▸ What you have to do: From top to bottom, restate the entries below word for word.

(Entries shown Opens)

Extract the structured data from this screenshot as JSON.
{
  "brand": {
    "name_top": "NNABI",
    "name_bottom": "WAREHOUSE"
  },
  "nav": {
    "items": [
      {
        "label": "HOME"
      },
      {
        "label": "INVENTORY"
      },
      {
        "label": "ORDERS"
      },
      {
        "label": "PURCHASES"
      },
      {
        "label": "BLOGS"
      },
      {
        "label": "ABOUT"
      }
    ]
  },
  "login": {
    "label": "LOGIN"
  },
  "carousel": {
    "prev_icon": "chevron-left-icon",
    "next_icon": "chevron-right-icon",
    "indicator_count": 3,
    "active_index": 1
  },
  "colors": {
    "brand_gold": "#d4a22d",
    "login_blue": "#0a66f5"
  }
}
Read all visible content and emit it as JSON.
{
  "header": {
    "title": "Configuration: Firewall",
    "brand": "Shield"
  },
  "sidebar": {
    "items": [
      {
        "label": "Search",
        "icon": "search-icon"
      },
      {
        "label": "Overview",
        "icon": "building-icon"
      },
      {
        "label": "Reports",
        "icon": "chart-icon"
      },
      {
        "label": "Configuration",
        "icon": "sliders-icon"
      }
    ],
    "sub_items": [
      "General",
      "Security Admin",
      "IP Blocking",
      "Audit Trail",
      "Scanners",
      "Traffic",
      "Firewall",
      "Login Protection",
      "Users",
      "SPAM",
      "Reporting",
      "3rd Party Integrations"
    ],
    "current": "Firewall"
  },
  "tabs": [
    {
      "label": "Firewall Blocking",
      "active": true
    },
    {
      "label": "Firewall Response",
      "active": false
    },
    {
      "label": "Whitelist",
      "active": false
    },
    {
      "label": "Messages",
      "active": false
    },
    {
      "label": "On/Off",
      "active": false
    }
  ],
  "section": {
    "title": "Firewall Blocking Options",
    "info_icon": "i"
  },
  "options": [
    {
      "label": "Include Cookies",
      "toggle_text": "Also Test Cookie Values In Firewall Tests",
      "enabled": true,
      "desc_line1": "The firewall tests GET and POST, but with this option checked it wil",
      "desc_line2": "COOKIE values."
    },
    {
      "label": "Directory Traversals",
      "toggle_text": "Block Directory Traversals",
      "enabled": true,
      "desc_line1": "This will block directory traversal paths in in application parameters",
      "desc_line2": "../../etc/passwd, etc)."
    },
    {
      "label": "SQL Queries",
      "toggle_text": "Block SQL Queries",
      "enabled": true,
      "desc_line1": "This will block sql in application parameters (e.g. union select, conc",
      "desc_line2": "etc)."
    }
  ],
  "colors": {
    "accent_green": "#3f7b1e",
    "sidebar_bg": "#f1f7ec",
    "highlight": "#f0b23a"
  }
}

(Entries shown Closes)

▸ Solution for this problem:
Extract the structured data from this screenshot as JSON.
{
  "brand": {
    "name_top": "NNABI",
    "name_bottom": "WAREHOUSE"
  },
  "nav": {
    "items": [
      {
        "label": "HOME"
      },
      {
        "label": "INVENTORY"
      },
      {
        "label": "ORDERS"
      },
      {
        "label": "PURCHASES"
      },
      {
        "label": "BLOGS"
      },
      {
        "label": "ABOUT"
      }
    ]
  },
  "login": {
    "label": "LOGIN"
  },
  "carousel": {
    "prev_icon": "chevron-left-icon",
    "next_icon": "chevron-right-icon",
    "indicator_count": 3,
    "active_index": 1
  },
  "colors": {
    "brand_gold": "#d4a22d",
    "login_blue": "#0a66f5"
  }
}
Read all visible content and emit it as JSON.
{
  "header": {
    "title": "Configuration: Firewall",
    "brand": "Shield"
  },
  "sidebar": {
    "items": [
      {
        "label": "Search",
        "icon": "search-icon"
      },
      {
        "label": "Overview",
        "icon": "building-icon"
      },
      {
        "label": "Reports",
        "icon": "chart-icon"
      },
      {
        "label": "Configuration",
        "icon": "sliders-icon"
      }
    ],
    "sub_items": [
      "General",
      "Security Admin",
      "IP Blocking",
      "Audit Trail",
      "Scanners",
      "Traffic",
      "Firewall",
      "Login Protection",
      "Users",
      "SPAM",
      "Reporting",
      "3rd Party Integrations"
    ],
    "current": "Firewall"
  },
  "tabs": [
    {
      "label": "Firewall Blocking",
      "active": true
    },
    {
      "label": "Firewall Response",
      "active": false
    },
    {
      "label": "Whitelist",
      "active": false
    },
    {
      "label": "Messages",
      "active": false
    },
    {
      "label": "On/Off",
      "active": false
    }
  ],
  "section": {
    "title": "Firewall Blocking Options",
    "info_icon": "i"
  },
  "options": [
    {
      "label": "Include Cookies",
      "toggle_text": "Also Test Cookie Values In Firewall Tests",
      "enabled": true,
      "desc_line1": "The firewall tests GET and POST, but with this option checked it wil",
      "desc_line2": "COOKIE values."
    },
    {
      "label": "Directory Traversals",
      "toggle_text": "Block Directory Traversals",
      "enabled": true,
      "desc_line1": "This will block directory traversal paths in in application parameters",
      "desc_line2": "../../etc/passwd, etc)."
    },
    {
      "label": "SQL Queries",
      "toggle_text": "Block SQL Queries",
      "enabled": true,
      "desc_line1": "This will block sql in application parameters (e.g. union select, conc",
      "desc_line2": "etc)."
    }
  ],
  "colors": {
    "accent_green": "#3f7b1e",
    "sidebar_bg": "#f1f7ec",
    "highlight": "#f0b23a"
  }
}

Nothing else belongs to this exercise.